WHAT IS EXPECTED:
The complete set of records should be given again verbatim.
□ □ □
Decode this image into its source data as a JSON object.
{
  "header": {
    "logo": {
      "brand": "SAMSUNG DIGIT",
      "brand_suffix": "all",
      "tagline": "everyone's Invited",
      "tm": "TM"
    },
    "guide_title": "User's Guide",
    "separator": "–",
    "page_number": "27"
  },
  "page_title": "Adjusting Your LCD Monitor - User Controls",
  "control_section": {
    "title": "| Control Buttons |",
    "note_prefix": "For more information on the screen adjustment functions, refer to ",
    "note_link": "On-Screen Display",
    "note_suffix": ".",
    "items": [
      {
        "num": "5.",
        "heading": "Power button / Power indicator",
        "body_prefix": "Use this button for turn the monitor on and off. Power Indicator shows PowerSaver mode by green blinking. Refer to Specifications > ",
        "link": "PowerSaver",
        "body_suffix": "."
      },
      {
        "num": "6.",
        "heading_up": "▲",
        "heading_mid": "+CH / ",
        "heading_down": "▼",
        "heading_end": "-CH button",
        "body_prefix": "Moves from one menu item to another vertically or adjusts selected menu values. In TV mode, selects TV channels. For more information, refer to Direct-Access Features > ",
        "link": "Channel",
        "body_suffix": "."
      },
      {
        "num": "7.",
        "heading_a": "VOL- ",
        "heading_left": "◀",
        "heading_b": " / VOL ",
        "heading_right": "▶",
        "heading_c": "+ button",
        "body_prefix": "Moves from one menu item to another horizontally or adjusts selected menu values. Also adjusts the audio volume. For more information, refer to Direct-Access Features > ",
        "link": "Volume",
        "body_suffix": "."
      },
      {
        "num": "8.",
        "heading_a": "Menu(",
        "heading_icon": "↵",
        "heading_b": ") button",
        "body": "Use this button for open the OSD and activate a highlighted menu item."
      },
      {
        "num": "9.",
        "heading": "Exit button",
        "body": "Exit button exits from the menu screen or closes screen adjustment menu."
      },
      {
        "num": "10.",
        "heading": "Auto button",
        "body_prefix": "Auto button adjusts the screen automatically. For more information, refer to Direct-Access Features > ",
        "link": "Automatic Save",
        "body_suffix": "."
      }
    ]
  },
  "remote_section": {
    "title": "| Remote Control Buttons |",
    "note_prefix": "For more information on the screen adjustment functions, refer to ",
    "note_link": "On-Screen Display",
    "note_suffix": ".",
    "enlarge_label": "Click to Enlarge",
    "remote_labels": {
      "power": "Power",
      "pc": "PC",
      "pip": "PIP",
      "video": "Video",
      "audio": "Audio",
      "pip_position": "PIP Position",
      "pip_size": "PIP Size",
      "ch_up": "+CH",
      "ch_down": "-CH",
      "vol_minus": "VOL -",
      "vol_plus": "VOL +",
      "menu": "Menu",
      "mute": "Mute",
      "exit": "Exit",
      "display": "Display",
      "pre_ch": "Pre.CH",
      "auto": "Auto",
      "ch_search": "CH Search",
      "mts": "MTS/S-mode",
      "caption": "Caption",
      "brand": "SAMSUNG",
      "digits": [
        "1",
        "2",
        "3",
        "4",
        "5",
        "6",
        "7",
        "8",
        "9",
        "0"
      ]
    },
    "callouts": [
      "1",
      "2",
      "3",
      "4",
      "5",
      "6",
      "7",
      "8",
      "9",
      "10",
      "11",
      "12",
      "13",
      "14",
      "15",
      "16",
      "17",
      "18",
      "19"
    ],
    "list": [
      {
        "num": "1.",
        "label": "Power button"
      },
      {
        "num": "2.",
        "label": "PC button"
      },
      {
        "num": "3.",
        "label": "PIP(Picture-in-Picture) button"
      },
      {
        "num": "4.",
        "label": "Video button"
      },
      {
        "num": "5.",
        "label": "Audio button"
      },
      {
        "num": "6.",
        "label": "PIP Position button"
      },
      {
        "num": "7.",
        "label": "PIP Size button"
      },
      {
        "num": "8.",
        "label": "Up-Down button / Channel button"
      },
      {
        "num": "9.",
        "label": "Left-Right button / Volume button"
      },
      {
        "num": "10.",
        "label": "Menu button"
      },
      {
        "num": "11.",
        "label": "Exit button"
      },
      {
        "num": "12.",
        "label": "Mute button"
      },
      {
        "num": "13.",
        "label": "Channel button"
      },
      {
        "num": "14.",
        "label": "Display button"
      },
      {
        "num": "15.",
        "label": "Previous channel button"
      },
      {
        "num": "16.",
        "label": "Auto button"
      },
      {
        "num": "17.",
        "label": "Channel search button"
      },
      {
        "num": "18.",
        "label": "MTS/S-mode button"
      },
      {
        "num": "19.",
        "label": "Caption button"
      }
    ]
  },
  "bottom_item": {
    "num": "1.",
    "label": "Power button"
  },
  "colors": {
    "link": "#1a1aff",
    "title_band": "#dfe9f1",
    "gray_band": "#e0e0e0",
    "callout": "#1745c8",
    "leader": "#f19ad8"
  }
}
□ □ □
RESPONSE TO THE EXERCISE:
Decode this image into its source data as a JSON object.
{
  "header": {
    "logo": {
      "brand": "SAMSUNG DIGIT",
      "brand_suffix": "all",
      "tagline": "everyone's Invited",
      "tm": "TM"
    },
    "guide_title": "User's Guide",
    "separator": "–",
    "page_number": "27"
  },
  "page_title": "Adjusting Your LCD Monitor - User Controls",
  "control_section": {
    "title": "| Control Buttons |",
    "note_prefix": "For more information on the screen adjustment functions, refer to ",
    "note_link": "On-Screen Display",
    "note_suffix": ".",
    "items": [
      {
        "num": "5.",
        "heading": "Power button / Power indicator",
        "body_prefix": "Use this button for turn the monitor on and off. Power Indicator shows PowerSaver mode by green blinking. Refer to Specifications > ",
        "link": "PowerSaver",
        "body_suffix": "."
      },
      {
        "num": "6.",
        "heading_up": "▲",
        "heading_mid": "+CH / ",
        "heading_down": "▼",
        "heading_end": "-CH button",
        "body_prefix": "Moves from one menu item to another vertically or adjusts selected menu values. In TV mode, selects TV channels. For more information, refer to Direct-Access Features > ",
        "link": "Channel",
        "body_suffix": "."
      },
      {
        "num": "7.",
        "heading_a": "VOL- ",
        "heading_left": "◀",
        "heading_b": " / VOL ",
        "heading_right": "▶",
        "heading_c": "+ button",
        "body_prefix": "Moves from one menu item to another horizontally or adjusts selected menu values. Also adjusts the audio volume. For more information, refer to Direct-Access Features > ",
        "link": "Volume",
        "body_suffix": "."
      },
      {
        "num": "8.",
        "heading_a": "Menu(",
        "heading_icon": "↵",
        "heading_b": ") button",
        "body": "Use this button for open the OSD and activate a highlighted menu item."
      },
      {
        "num": "9.",
        "heading": "Exit button",
        "body": "Exit button exits from the menu screen or closes screen adjustment menu."
      },
      {
        "num": "10.",
        "heading": "Auto button",
        "body_prefix": "Auto button adjusts the screen automatically. For more information, refer to Direct-Access Features > ",
        "link": "Automatic Save",
        "body_suffix": "."
      }
    ]
  },
  "remote_section": {
    "title": "| Remote Control Buttons |",
    "note_prefix": "For more information on the screen adjustment functions, refer to ",
    "note_link": "On-Screen Display",
    "note_suffix": ".",
    "enlarge_label": "Click to Enlarge",
    "remote_labels": {
      "power": "Power",
      "pc": "PC",
      "pip": "PIP",
      "video": "Video",
      "audio": "Audio",
      "pip_position": "PIP Position",
      "pip_size": "PIP Size",
      "ch_up": "+CH",
      "ch_down": "-CH",
      "vol_minus": "VOL -",
      "vol_plus": "VOL +",
      "menu": "Menu",
      "mute": "Mute",
      "exit": "Exit",
      "display": "Display",
      "pre_ch": "Pre.CH",
      "auto": "Auto",
      "ch_search": "CH Search",
      "mts": "MTS/S-mode",
      "caption": "Caption",
      "brand": "SAMSUNG",
      "digits": [
        "1",
        "2",
        "3",
        "4",
        "5",
        "6",
        "7",
        "8",
        "9",
        "0"
      ]
    },
    "callouts": [
      "1",
      "2",
      "3",
      "4",
      "5",
      "6",
      "7",
      "8",
      "9",
      "10",
      "11",
      "12",
      "13",
      "14",
      "15",
      "16",
      "17",
      "18",
      "19"
    ],
    "list": [
      {
        "num": "1.",
        "label": "Power button"
      },
      {
        "num": "2.",
        "label": "PC button"
      },
      {
        "num": "3.",
        "label": "PIP(Picture-in-Picture) button"
      },
      {
        "num": "4.",
        "label": "Video button"
      },
      {
        "num": "5.",
        "label": "Audio button"
      },
      {
        "num": "6.",
        "label": "PIP Position button"
      },
      {
        "num": "7.",
        "label": "PIP Size button"
      },
      {
        "num": "8.",
        "label": "Up-Down button / Channel button"
      },
      {
        "num": "9.",
        "label": "Left-Right button / Volume button"
      },
      {
        "num": "10.",
        "label": "Menu button"
      },
      {
        "num": "11.",
        "label": "Exit button"
      },
      {
        "num": "12.",
        "label": "Mute button"
      },
      {
        "num": "13.",
        "label": "Channel button"
      },
      {
        "num": "14.",
        "label": "Display button"
      },
      {
        "num": "15.",
        "label": "Previous channel button"
      },
      {
        "num": "16.",
        "label": "Auto button"
      },
      {
        "num": "17.",
        "label": "Channel search button"
      },
      {
        "num": "18.",
        "label": "MTS/S-mode button"
      },
      {
        "num": "19.",
        "label": "Caption button"
      }
    ]
  },
  "bottom_item": {
    "num": "1.",
    "label": "Power button"
  },
  "colors": {
    "link": "#1a1aff",
    "title_band": "#dfe9f1",
    "gray_band": "#e0e0e0",
    "callout": "#1745c8",
    "leader": "#f19ad8"
  }
}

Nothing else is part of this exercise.